Brian Boucher put up the numbers and earned all four of his team's victories. Miller got the hook in the third period of Game Seven.
"I hope this stays with us for a while," a solemn Miller said after the 5-2 loss to the Flyers Tuesday in the Wells Fargo Center. "There's a lot of guys in this locker room returning. Just like Boston the year before [in the first round of the playoffs] and this year with Philly, these chances don't come around often and you can't waste them."
The Sabres goaltender stood on his head for virtually the entire first period while his team mostly stood around and got outshot, 16-2. Then he flubbed a deflected shot from Braydon Coburn with just 18.2 seconds left in the first period and the Sabres never recovered.

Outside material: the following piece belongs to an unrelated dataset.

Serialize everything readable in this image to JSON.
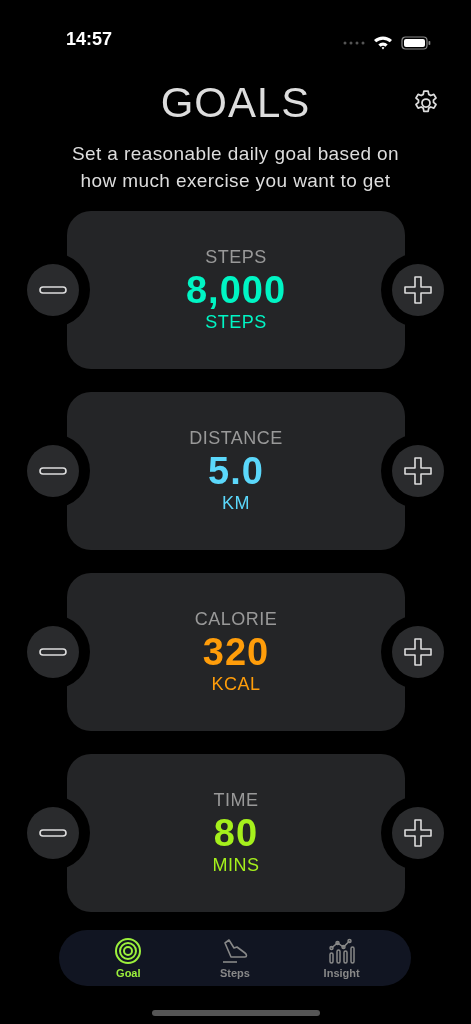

The puck struck the outstretched left glove of Mike Grier and hopped between Miller's pads. The Sabres never caught up.
"We almost got away with that first period and maybe it would have been a different game," Miller said. "I thought we were going to get away with it and it was a tough bounce. It changed direction on me a bit. I was reaching to play it to the corner and it ended up diving down off Mike."
It was a bizarre series for Miller. He had two shutouts, making him the only NHL goalie to collect two so far. And he was heroic in making 44 saves in Sunday's 5-4 overtime defeat.

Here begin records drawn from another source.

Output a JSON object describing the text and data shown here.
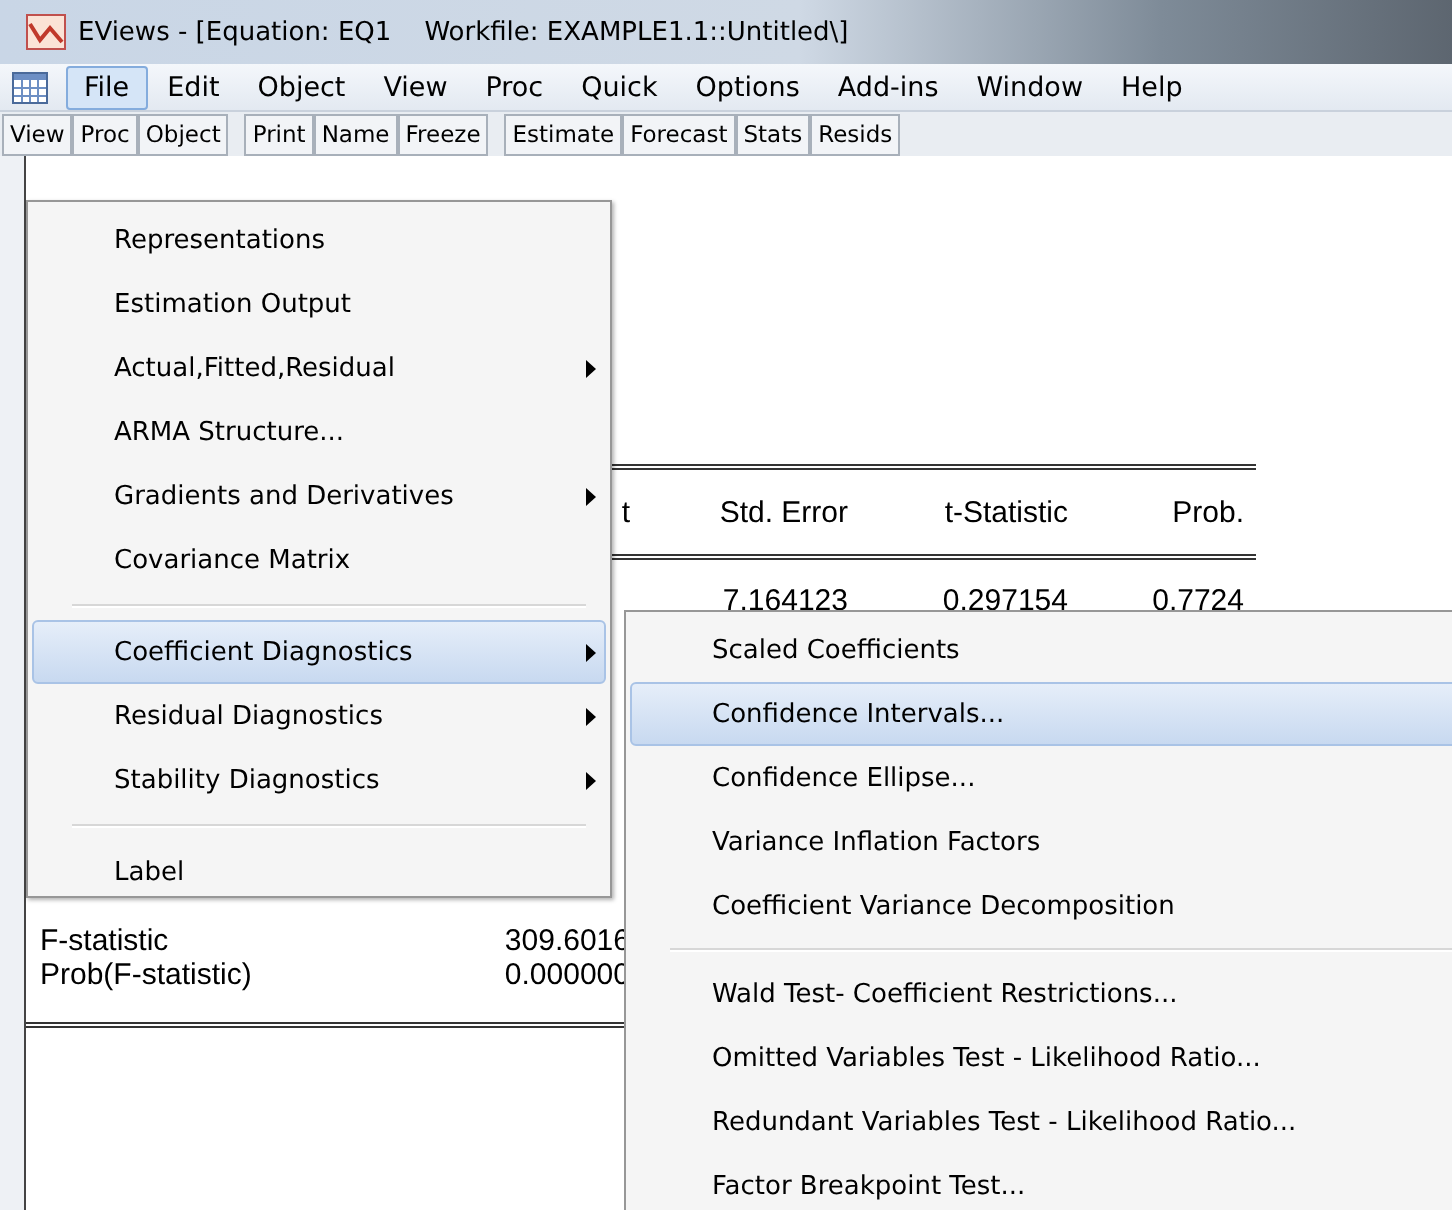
{
  "window": {
    "title": "EViews - [Equation: EQ1    Workfile: EXAMPLE1.1::Untitled\\]"
  },
  "menu_bar": [
    {
      "label": "File",
      "selected": true
    },
    {
      "label": "Edit",
      "selected": false
    },
    {
      "label": "Object",
      "selected": false
    },
    {
      "label": "View",
      "selected": false
    },
    {
      "label": "Proc",
      "selected": false
    },
    {
      "label": "Quick",
      "selected": false
    },
    {
      "label": "Options",
      "selected": false
    },
    {
      "label": "Add-ins",
      "selected": false
    },
    {
      "label": "Window",
      "selected": false
    },
    {
      "label": "Help",
      "selected": false
    }
  ],
  "toolbar": [
    [
      "View",
      "Proc",
      "Object"
    ],
    [
      "Print",
      "Name",
      "Freeze"
    ],
    [
      "Estimate",
      "Forecast",
      "Stats",
      "Resids"
    ]
  ],
  "results": {
    "columns": [
      "t",
      "Std. Error",
      "t-Statistic",
      "Prob."
    ],
    "row": [
      "7.164123",
      "0.297154",
      "0.7724"
    ],
    "stats": [
      {
        "label": "F-statistic",
        "value": "309.6016"
      },
      {
        "label": "Prob(F-statistic)",
        "value": "0.000000"
      }
    ]
  },
  "view_menu": [
    {
      "kind": "item",
      "label": "Representations",
      "submenu": false,
      "selected": false
    },
    {
      "kind": "item",
      "label": "Estimation Output",
      "submenu": false,
      "selected": false
    },
    {
      "kind": "item",
      "label": "Actual,Fitted,Residual",
      "submenu": true,
      "selected": false
    },
    {
      "kind": "item",
      "label": "ARMA Structure...",
      "submenu": false,
      "selected": false
    },
    {
      "kind": "item",
      "label": "Gradients and Derivatives",
      "submenu": true,
      "selected": false
    },
    {
      "kind": "item",
      "label": "Covariance Matrix",
      "submenu": false,
      "selected": false
    },
    {
      "kind": "separator"
    },
    {
      "kind": "item",
      "label": "Coefficient Diagnostics",
      "submenu": true,
      "selected": true
    },
    {
      "kind": "item",
      "label": "Residual Diagnostics",
      "submenu": true,
      "selected": false
    },
    {
      "kind": "item",
      "label": "Stability Diagnostics",
      "submenu": true,
      "selected": false
    },
    {
      "kind": "separator"
    },
    {
      "kind": "item",
      "label": "Label",
      "submenu": false,
      "selected": false
    }
  ],
  "submenu": [
    {
      "kind": "item",
      "label": "Scaled Coefficients",
      "selected": false
    },
    {
      "kind": "item",
      "label": "Confidence Intervals...",
      "selected": true
    },
    {
      "kind": "item",
      "label": "Confidence Ellipse...",
      "selected": false
    },
    {
      "kind": "item",
      "label": "Variance Inflation Factors",
      "selected": false
    },
    {
      "kind": "item",
      "label": "Coefficient Variance Decomposition",
      "selected": false
    },
    {
      "kind": "separator"
    },
    {
      "kind": "item",
      "label": "Wald Test- Coefficient Restrictions...",
      "selected": false
    },
    {
      "kind": "item",
      "label": "Omitted Variables Test - Likelihood Ratio...",
      "selected": false
    },
    {
      "kind": "item",
      "label": "Redundant Variables Test - Likelihood Ratio...",
      "selected": false
    },
    {
      "kind": "item",
      "label": "Factor Breakpoint Test...",
      "selected": false
    }
  ]
}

But for all the talk about the Flyers' revolving trio, Boucher actually entered Game Seven with a better goals-against average and better save percentage than Miller.
And the final numbers, bloated by the blowout in the finale, really don't show Miller in a great light as he gave up 18 goals in the Flyers' four wins.

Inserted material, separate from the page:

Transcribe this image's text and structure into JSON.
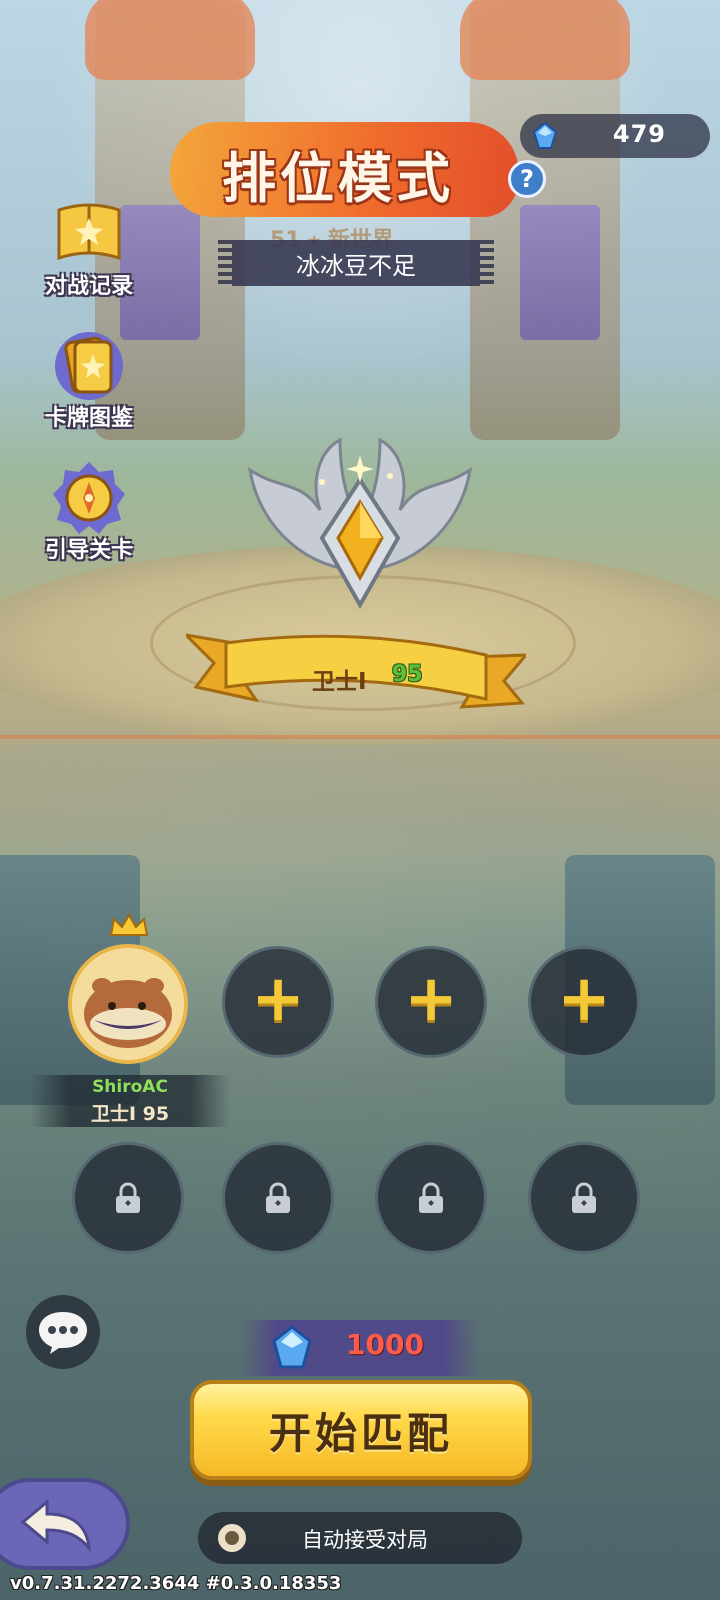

Boucher finished the series with a 2.10 goals-against average and .934 save percentage. Miller's numbers were 2.93 and .917.
Had the Sabres escaped the period still scoreless, they could have attempted to refocus for the middle frame and reestablish their offensive game. Instead, they were down and basically out.
Miller had no chance on a pair of power-play goals in the second period, a tap-in by Danny Briere and a deflection by James van Riemsdyk. But he was yanked after Ville Leino beat him on a slapshot 1:59 into the third. Miller was down far too early on Leino's shot and didn't really have his angle played well either.
The shot whizzed over his left shoulder and Miller dejectedly sat in the crease as the sellout crowd blew the roof off the Wells Fargo Center.
Lindy Ruff had seen enough. He sent Jhonas Enroth out for his first playoff action as Miller skated slowly to the bench. Miller tapped Enroth on the leg to wish him luck and Ruff came down to give a quick "it's not your fault"-type message to his goalie.
Miller listened, then disappeared down the tunnel into the offseason.
"That had nothing to do with Ryan's game," Ruff said. "I just felt at 4-0 that Jhonas had been a part of getting us to this point and he needed to experience a little bit of this. It had nothing to do with Ryan's game."